I have so many ideas. It’s called creative chaos, with so many ideas, how do you choose the one concept to run with? I just trust my instinct. I go with what I like, I don’t mean that in a selfish, bigheaded manner. I’m doing my shoots for my creative outlet. If others like it, great, that’s a bonus. It should be fun and a great experience. That’s what works for me.

I work in a salon like most hairdressers, shooting collections, especially for NAHA. It gives me a whole new point of view for hair. There are fewer rules. You can allow your inner creativity and expression to come to life. Even the craziest ideas of hair can be converted into something wearable; you’ve just got to keep an open mind. I find my photoshoot work has strengthened my salon work to a whole new level. I’m more sensitive to face shape and suitability when it comes to creating for my clients.  

What are you looking forward to most about NAHA 2020?! Seeing all my friends and meeting new ones. I have a lot of friends that are finalists; most I’ve worked with throughout my career. It will be great to see all of the talented artists in one venue. I like one big gathering of my favorite hairdressers. NAHA is an amazing competition that has a wide range of categories, giving most hairdressers an outlet to enter. It’s a fantastic way of expressing one's technical and creative talents. The buzz and energy are addictive. A hair photo or hair collection can open so many doors.

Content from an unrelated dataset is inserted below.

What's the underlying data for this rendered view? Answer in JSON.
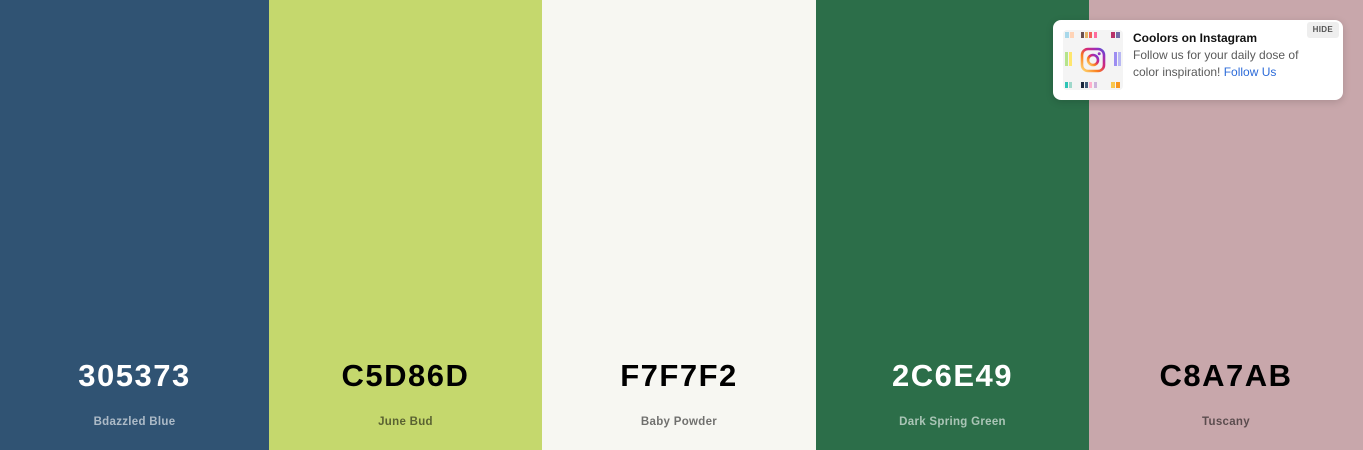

With the click of a mouse or tap of your finger, your images can go global.  It is great for branding oneself, great for team development, great for keeping your work current and fresh and great for sharing with your clients. Your clients love to hear about what you’re up to with hair outside of the salon. It shows you’re passionate, you care and you love your craft.  If you haven’t entered yet or are thinking about it don’t hold back! Be part of the NAHA competition, you’ll never look back.


Hair/Photography: Damien Carney @damiencarneypro 

Please, visit www.damiencarney.com to see all of his photographic work.

Makeup: Joanne Gair @joannegair 

Wardrobe/Styling: Nikko Kefalas @nikkokefalas 

Please, visit www.nikkokefalas.com to see more styling work.